**App and web page records:**
• • • • • • •

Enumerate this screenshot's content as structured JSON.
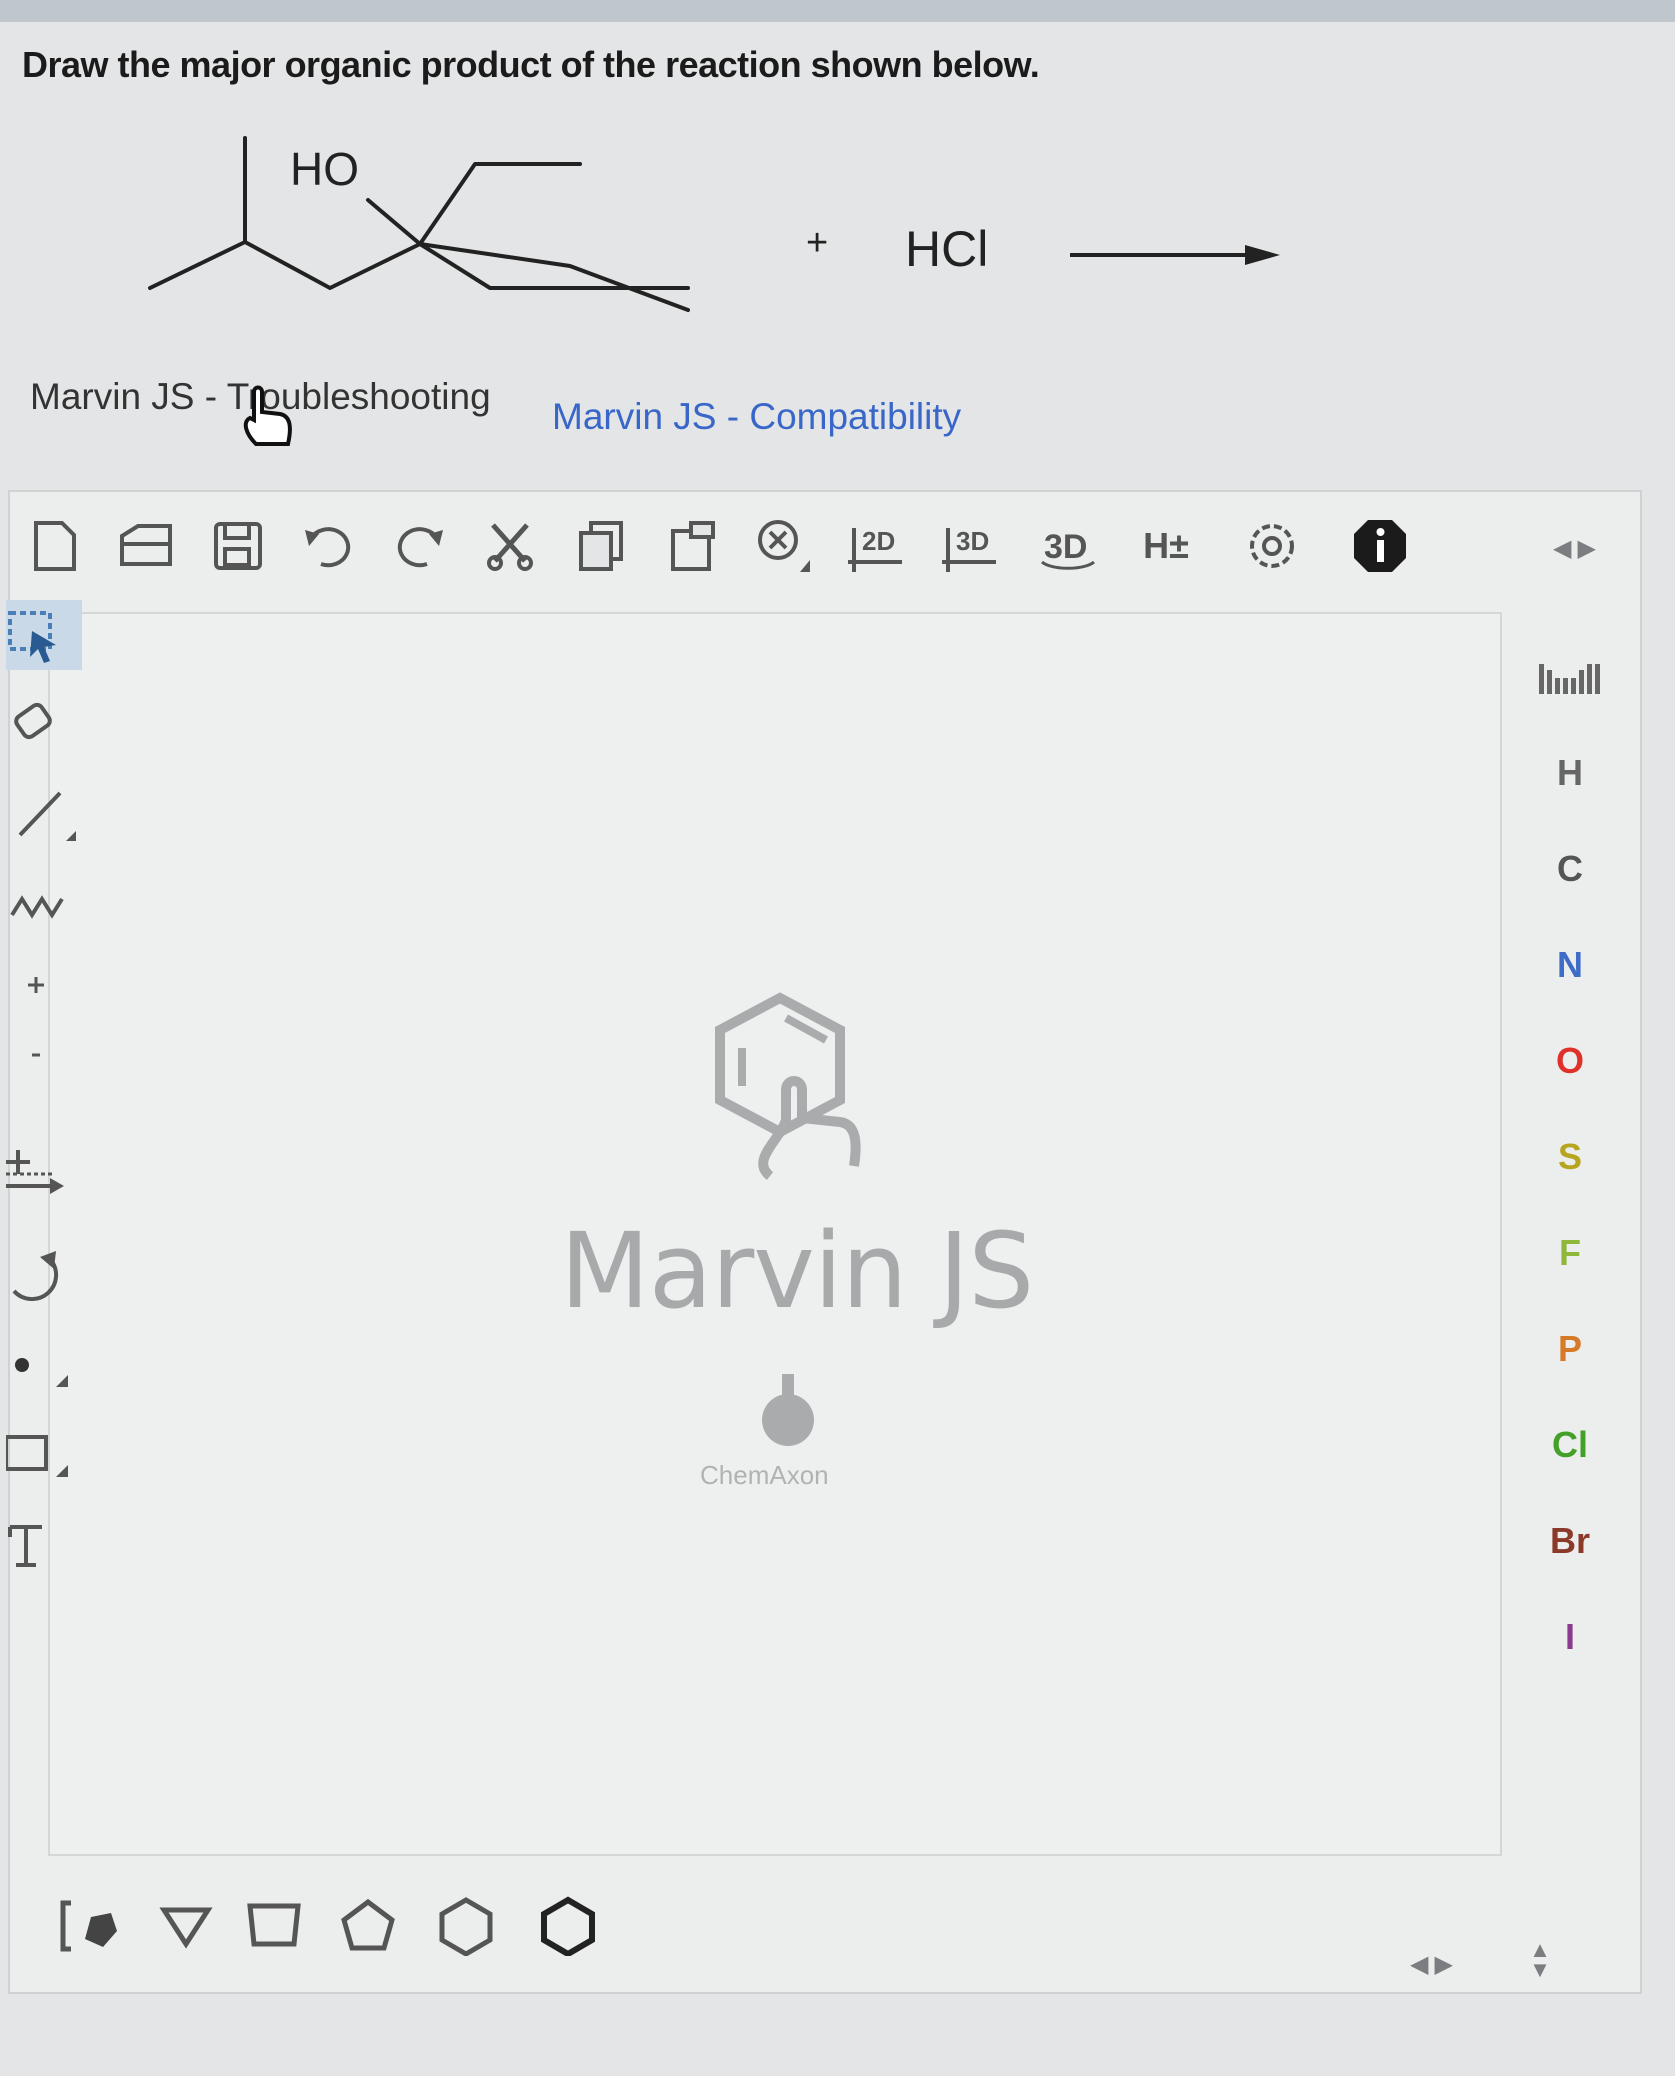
{
  "question": {
    "text": "Draw the major organic product of the reaction shown below.",
    "substituent_label": "HO",
    "plus": "+",
    "reagent": "HCl"
  },
  "links": {
    "troubleshooting": "Marvin JS - Troubleshooting",
    "compatibility": "Marvin JS - Compatibility"
  },
  "toolbar": {
    "icons": [
      "new-document-icon",
      "open-icon",
      "save-icon",
      "undo-icon",
      "redo-icon",
      "cut-icon",
      "copy-icon",
      "paste-icon",
      "zoom-icon",
      "clean-2d-icon",
      "clean-3d-icon",
      "3d-rotate-icon",
      "add-remove-hydrogens-icon",
      "settings-icon",
      "info-icon"
    ],
    "clean2d": "2D",
    "clean3d": "3D",
    "view3d": "3D",
    "hydrogens": "H±"
  },
  "periodic": {
    "elements": [
      {
        "symbol": "H",
        "color": "#666666"
      },
      {
        "symbol": "C",
        "color": "#555555"
      },
      {
        "symbol": "N",
        "color": "#3e6dc9"
      },
      {
        "symbol": "O",
        "color": "#e0302a"
      },
      {
        "symbol": "S",
        "color": "#b7a520"
      },
      {
        "symbol": "F",
        "color": "#8fb83a"
      },
      {
        "symbol": "P",
        "color": "#d67a27"
      },
      {
        "symbol": "Cl",
        "color": "#43a12a"
      },
      {
        "symbol": "Br",
        "color": "#8b3a2a"
      },
      {
        "symbol": "I",
        "color": "#8b3a8f"
      }
    ]
  },
  "canvas": {
    "logo_text": "Marvin JS",
    "company": "ChemAxon"
  },
  "colors": {
    "accent_blue": "#3866c9",
    "toolbar_icon": "#555555",
    "selected_tool": "#c9d9e8"
  }
}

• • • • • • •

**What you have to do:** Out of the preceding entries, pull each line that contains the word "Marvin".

**Written response:**
    "troubleshooting": "Marvin JS - Troubleshooting",
    "compatibility": "Marvin JS - Compatibility"
    "logo_text": "Marvin JS",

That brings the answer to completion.